October 15, 2011
Advocates in Action
Missouri – Kansas City resident Jon Killip, DDS, met with Jennifer Shapiro in Representative Emanuel Cleaver’s office in DC about HR 2746, the Cancer Coverage Parity Act of 2011. They talked through the talking points provided by the Advocacy team and John shared his experience with myeloma. Jennifer assured him that she would share the information with Rep. Cleaver and ask his support of the bill.
Trenton, New Jersey – Thank you to Elizabeth Bilotti, RN, MSN, APRN, BC at the John Theurer Cancer Center at Hackensack University Medical Center and member of the IMF Nurse Leadership Board. Elizabeth provided oral testimony on 10/13 to the Senate Budget and Appropriations Committee in support of A.2666/S.1834, a bill that would require equal coverage for orally administered chemotherapy and intravenous and injected chemotherapy.
We are happy to report that because of Elizabeth’s testimony, the bill passed through the committee unanimously! It will now move on to a full Senate vote sometime in November.
Lawrenceville, New Jersey – Cynthia Chmielewski, member of the Philadelphia Multiple Myeloma Networking group met with Representative Rush Holt’s Legislative Health Aide in late September regarding HR 2746, the Cancer Coverage Parity Act of 2011. The aide was receptive, asked a couple of questions, and promised to relay everything to Rep. Holt.

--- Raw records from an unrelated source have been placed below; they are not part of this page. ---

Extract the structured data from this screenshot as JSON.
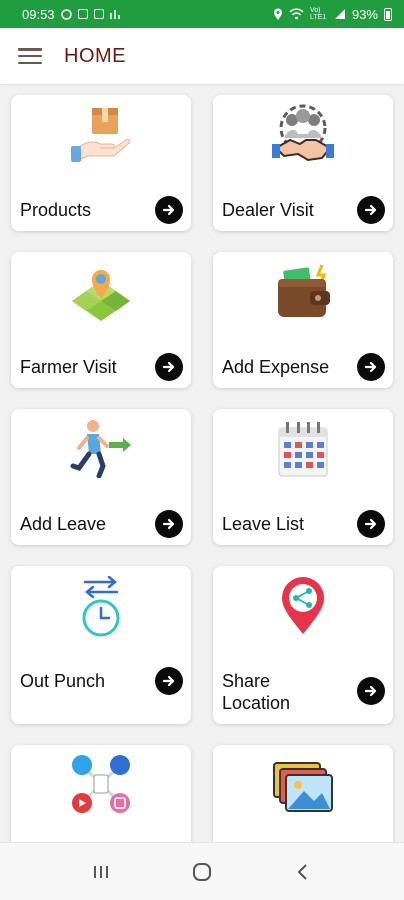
{
  "status_bar": {
    "time": "09:53",
    "battery": "93%",
    "network_text": "Vo) LTE1",
    "icons": [
      "whatsapp-icon",
      "image-icon",
      "message-icon",
      "location-icon",
      "wifi-icon",
      "signal-icon",
      "battery-icon"
    ]
  },
  "app_bar": {
    "title": "HOME",
    "menu_icon": "hamburger-menu-icon"
  },
  "menu": [
    {
      "id": "products",
      "label": "Products",
      "icon": "box-in-hand-icon"
    },
    {
      "id": "dealer-visit",
      "label": "Dealer Visit",
      "icon": "handshake-group-icon"
    },
    {
      "id": "farmer-visit",
      "label": "Farmer Visit",
      "icon": "map-pin-field-icon"
    },
    {
      "id": "add-expense",
      "label": "Add Expense",
      "icon": "wallet-icon"
    },
    {
      "id": "add-leave",
      "label": "Add Leave",
      "icon": "running-man-icon"
    },
    {
      "id": "leave-list",
      "label": "Leave List",
      "icon": "calendar-icon"
    },
    {
      "id": "out-punch",
      "label": "Out Punch",
      "icon": "clock-arrows-icon"
    },
    {
      "id": "share-location",
      "label": "Share Location",
      "icon": "share-location-pin-icon"
    },
    {
      "id": "social",
      "label": "",
      "icon": "social-media-icons"
    },
    {
      "id": "gallery",
      "label": "",
      "icon": "photo-gallery-icon"
    }
  ],
  "colors": {
    "status_bar": "#1f9d3f",
    "title": "#6b1a1a",
    "arrow_bg": "#0b0b0b",
    "background": "#f1f1f1"
  },
  "nav_bar": [
    "recent-apps-icon",
    "home-icon",
    "back-icon"
  ]
}
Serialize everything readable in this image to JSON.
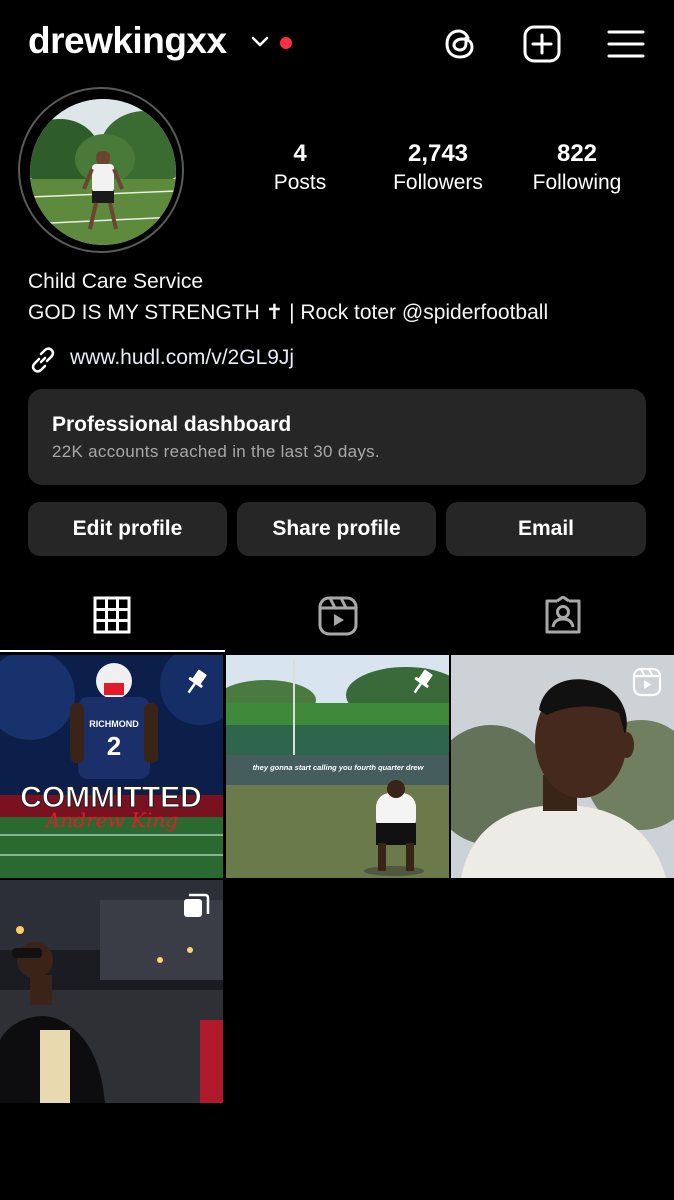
{
  "header": {
    "username": "drewkingxx",
    "icons": [
      "chevron-down-icon",
      "notification-dot",
      "threads-icon",
      "new-post-icon",
      "menu-icon"
    ],
    "accent_red": "#ff3040"
  },
  "profile": {
    "stats": [
      {
        "value": "4",
        "label": "Posts"
      },
      {
        "value": "2,743",
        "label": "Followers"
      },
      {
        "value": "822",
        "label": "Following"
      }
    ],
    "category": "Child Care Service",
    "bio": "GOD IS MY STRENGTH ✝ | Rock toter @spiderfootball",
    "link": "www.hudl.com/v/2GL9Jj"
  },
  "dashboard": {
    "title": "Professional dashboard",
    "subtitle": "22K accounts reached in the last 30 days."
  },
  "buttons": {
    "edit": "Edit profile",
    "share": "Share profile",
    "email": "Email"
  },
  "tabs": [
    "grid-icon",
    "reels-icon",
    "tagged-icon"
  ],
  "posts": {
    "post1": {
      "badge": "pin-icon",
      "overlay_text": "COMMITTED",
      "script_text": "Andrew King",
      "jersey_text": "RICHMOND",
      "jersey_number": "2"
    },
    "post2": {
      "badge": "pin-icon",
      "caption": "they gonna start calling you fourth quarter drew"
    },
    "post3": {
      "badge": "reel-icon"
    },
    "post4": {
      "badge": "carousel-icon"
    }
  }
}
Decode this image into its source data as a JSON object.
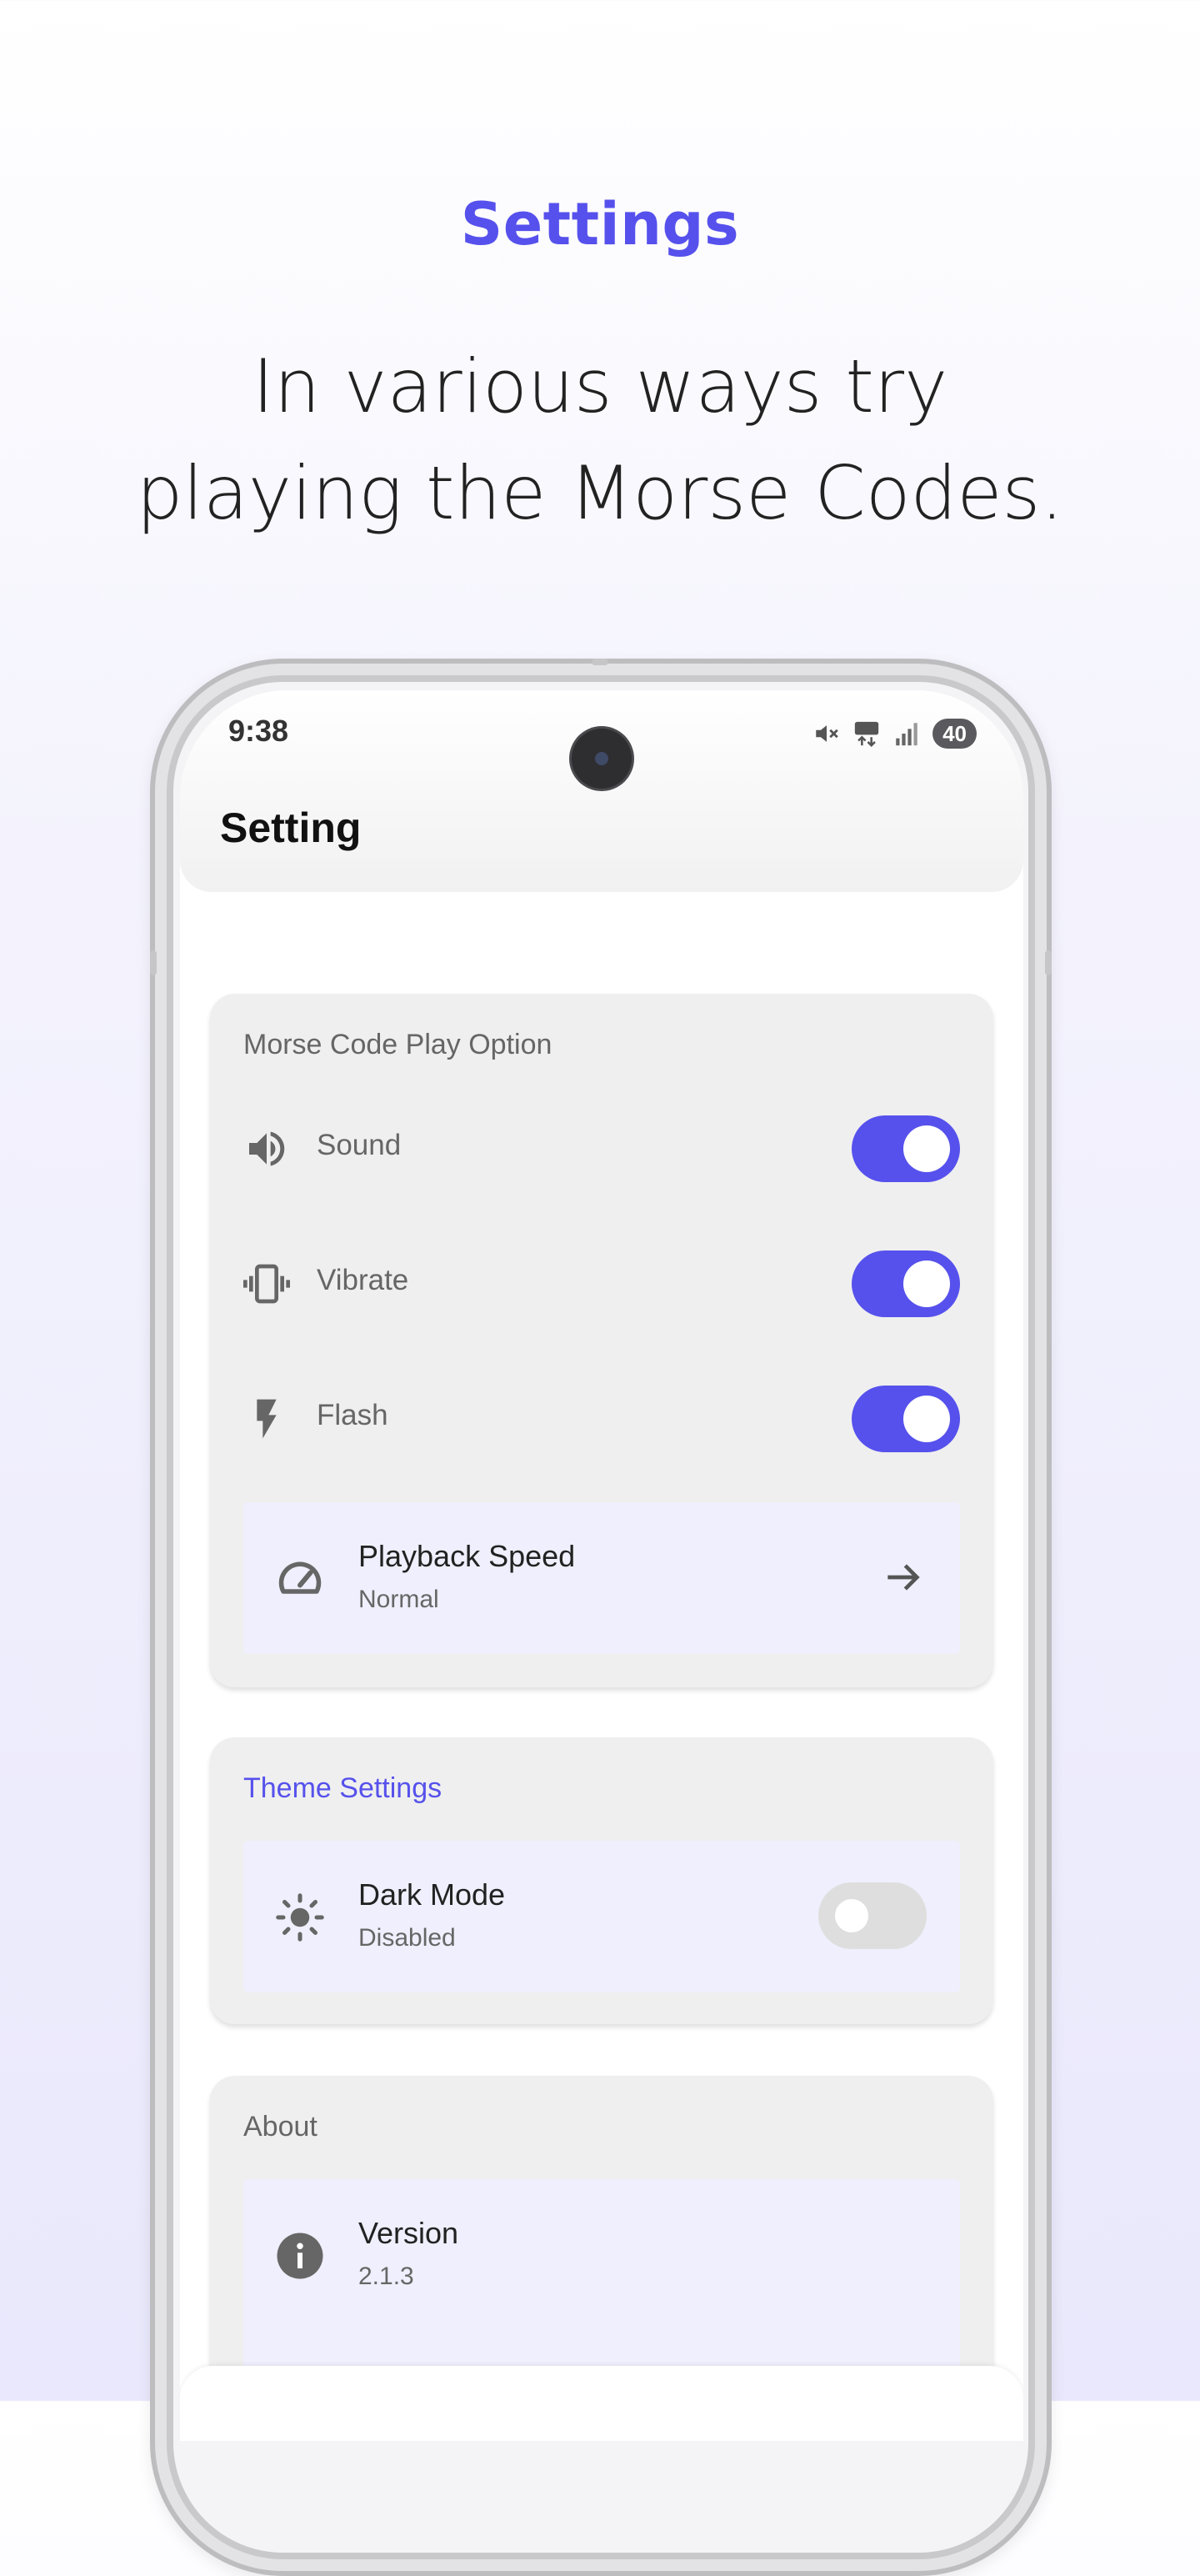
{
  "hero": {
    "title": "Settings",
    "subtitle_line1": "In various ways try",
    "subtitle_line2": "playing the Morse Codes."
  },
  "status_bar": {
    "time": "9:38",
    "battery": "40",
    "icons": [
      "mute-icon",
      "5g-icon",
      "signal-icon",
      "battery-icon"
    ]
  },
  "app": {
    "title": "Setting"
  },
  "play_option": {
    "title": "Morse Code Play Option",
    "items": [
      {
        "label": "Sound",
        "icon": "speaker-icon",
        "enabled": true
      },
      {
        "label": "Vibrate",
        "icon": "vibrate-icon",
        "enabled": true
      },
      {
        "label": "Flash",
        "icon": "flash-icon",
        "enabled": true
      }
    ],
    "speed": {
      "title": "Playback Speed",
      "value": "Normal",
      "icon": "speedometer-icon"
    }
  },
  "theme": {
    "title": "Theme Settings",
    "dark_mode": {
      "title": "Dark Mode",
      "value": "Disabled",
      "enabled": false,
      "icon": "sun-icon"
    }
  },
  "about": {
    "title": "About",
    "version": {
      "title": "Version",
      "value": "2.1.3",
      "icon": "info-icon"
    }
  },
  "colors": {
    "accent": "#5651ec",
    "card_bg": "#efefef",
    "tile_bg": "#efeffd",
    "toggle_off": "#dedede"
  }
}
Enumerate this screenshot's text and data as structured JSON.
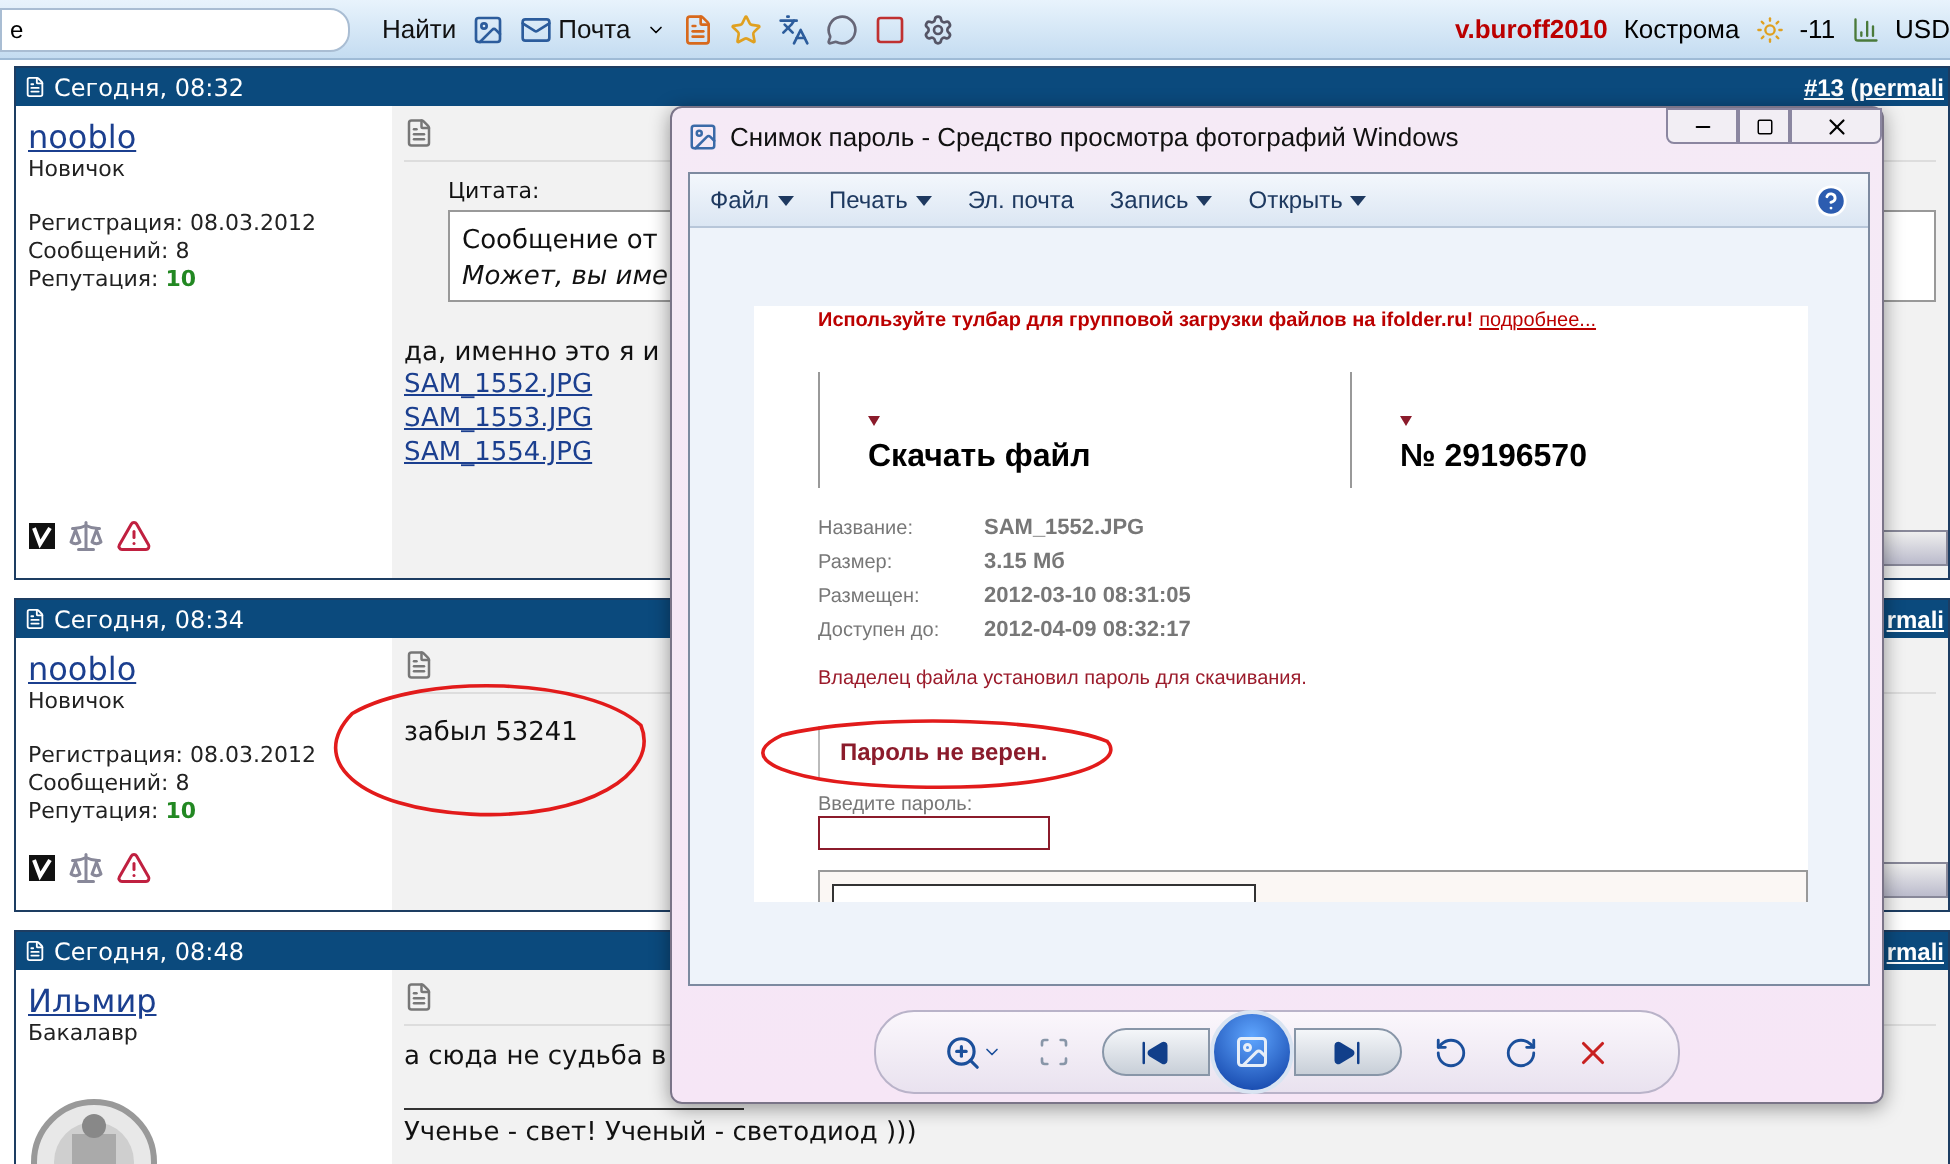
{
  "toolbar": {
    "search_value": "e",
    "find_button": "Найти",
    "mail_button": "Почта",
    "user": "v.buroff2010",
    "city": "Кострома",
    "temperature": "-11",
    "currency": "USD"
  },
  "posts": [
    {
      "kind": "quote",
      "date": "Сегодня, 08:32",
      "number": "#13",
      "open_paren": " (",
      "link": "permali",
      "user": "nooblo",
      "rank": "Новичок",
      "registration": "Регистрация: 08.03.2012",
      "messages": "Сообщений: 8",
      "reputation_label": "Репутация: ",
      "reputation": "10",
      "quote_label": "Цитата:",
      "quote_from": "Сообщение от ",
      "quote_text": "Может, вы име",
      "text": "да, именно это я и",
      "files": [
        "SAM_1552.JPG",
        "SAM_1553.JPG",
        "SAM_1554.JPG"
      ]
    },
    {
      "kind": "plain",
      "date": "Сегодня, 08:34",
      "link": "rmali",
      "user": "nooblo",
      "rank": "Новичок",
      "registration": "Регистрация: 08.03.2012",
      "messages": "Сообщений: 8",
      "reputation_label": "Репутация: ",
      "reputation": "10",
      "text": "забыл 53241",
      "circled": true
    },
    {
      "kind": "signature",
      "date": "Сегодня, 08:48",
      "link": "rmali",
      "user": "Ильмир",
      "rank": "Бакалавр",
      "text": "а сюда не судьба в",
      "signature": "Ученье - свет! Ученый - светодиод )))"
    }
  ],
  "viewer": {
    "title": "Снимок пароль - Средство просмотра фотографий Windows",
    "menu": [
      {
        "label": "Файл",
        "dropdown": true
      },
      {
        "label": "Печать",
        "dropdown": true
      },
      {
        "label": "Эл. почта",
        "dropdown": false
      },
      {
        "label": "Запись",
        "dropdown": true
      },
      {
        "label": "Открыть",
        "dropdown": true
      }
    ],
    "image": {
      "banner": "Используйте тулбар для групповой загрузки файлов на ifolder.ru!",
      "banner_link": "подробнее...",
      "download": "Скачать файл",
      "number": "№ 29196570",
      "fields": [
        {
          "label": "Название:",
          "value": "SAM_1552.JPG"
        },
        {
          "label": "Размер:",
          "value": "3.15 Мб"
        },
        {
          "label": "Размещен:",
          "value": "2012-03-10 08:31:05"
        },
        {
          "label": "Доступен до:",
          "value": "2012-04-09 08:32:17"
        }
      ],
      "owner_note": "Владелец файла установил пароль для скачивания.",
      "error": "Пароль не верен.",
      "error_circled": true,
      "password_label": "Введите пароль:"
    }
  }
}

Cynthia answered her questions in a follow up email. Rep. Holt serves on the Health, Employment, Labor & Pensions (HELP) Subcommittee, to which the bill has been referred.
Thank you John, Elizabeth, and Cynthia for your initiative and hard work!
Happenings on the Hill
Senate Trims NIH Funding While House Increases Research Funding
The Senate Appropriations Committee passed a bill to fund the National Institutes of Health (NIH) for Fiscal Year (FY) 2012. The bill would provide funding for NIH in FY 2012 at the level of $30.5 billion – a $190 million (0.62%) reduction from FY 2011 levels. The National Cancer Institute (NCI) budget is $5.001 billion under the bill, a cut of $58 million (1.2 percent). While this is concerning, the Senate bill does, in large part, include funding for the Cures Acceleration Network (CAN) at a level of $20 million. While the NIH budget took a hit in the Senate bill, the cancer programs at the Centers for Disease Control and Prevention (CDC) are held flat at FY11 levels.
In stark contrast to the Senate bill, the House Appropriations Committee released its version of the FY 2012 Labor-HHS (LHHS) appropriations bill recently. The draft House bill would increase funding for the NIH by $1 billion over FY 2011 (3.5%), bringing the NIH budget to $31.74 billion. This amount includes nearly $5.2 billion for the NCI, a $138 million increase (2.7%) over FY 2011.
While the bill does not include specific details on the CDC cancer programs, it does indicate how much money would go toward Chronic Disease Prevention and Health Promotion which is the category that includes the cancer control programs. Under the House bill, chronic disease funding at the CDC would be cut by more than $112 million (13.8 percent). We do not know how this cut would be distributed, but such a significant cut to chronic disease funding would likely be very damaging to the cancer control programs.
For more information about the legislation listed above or any other IMF advocacy initiative, contact IMF’s Director of Government Relations, Christine Murphy at email@example.com or 703-738-1498.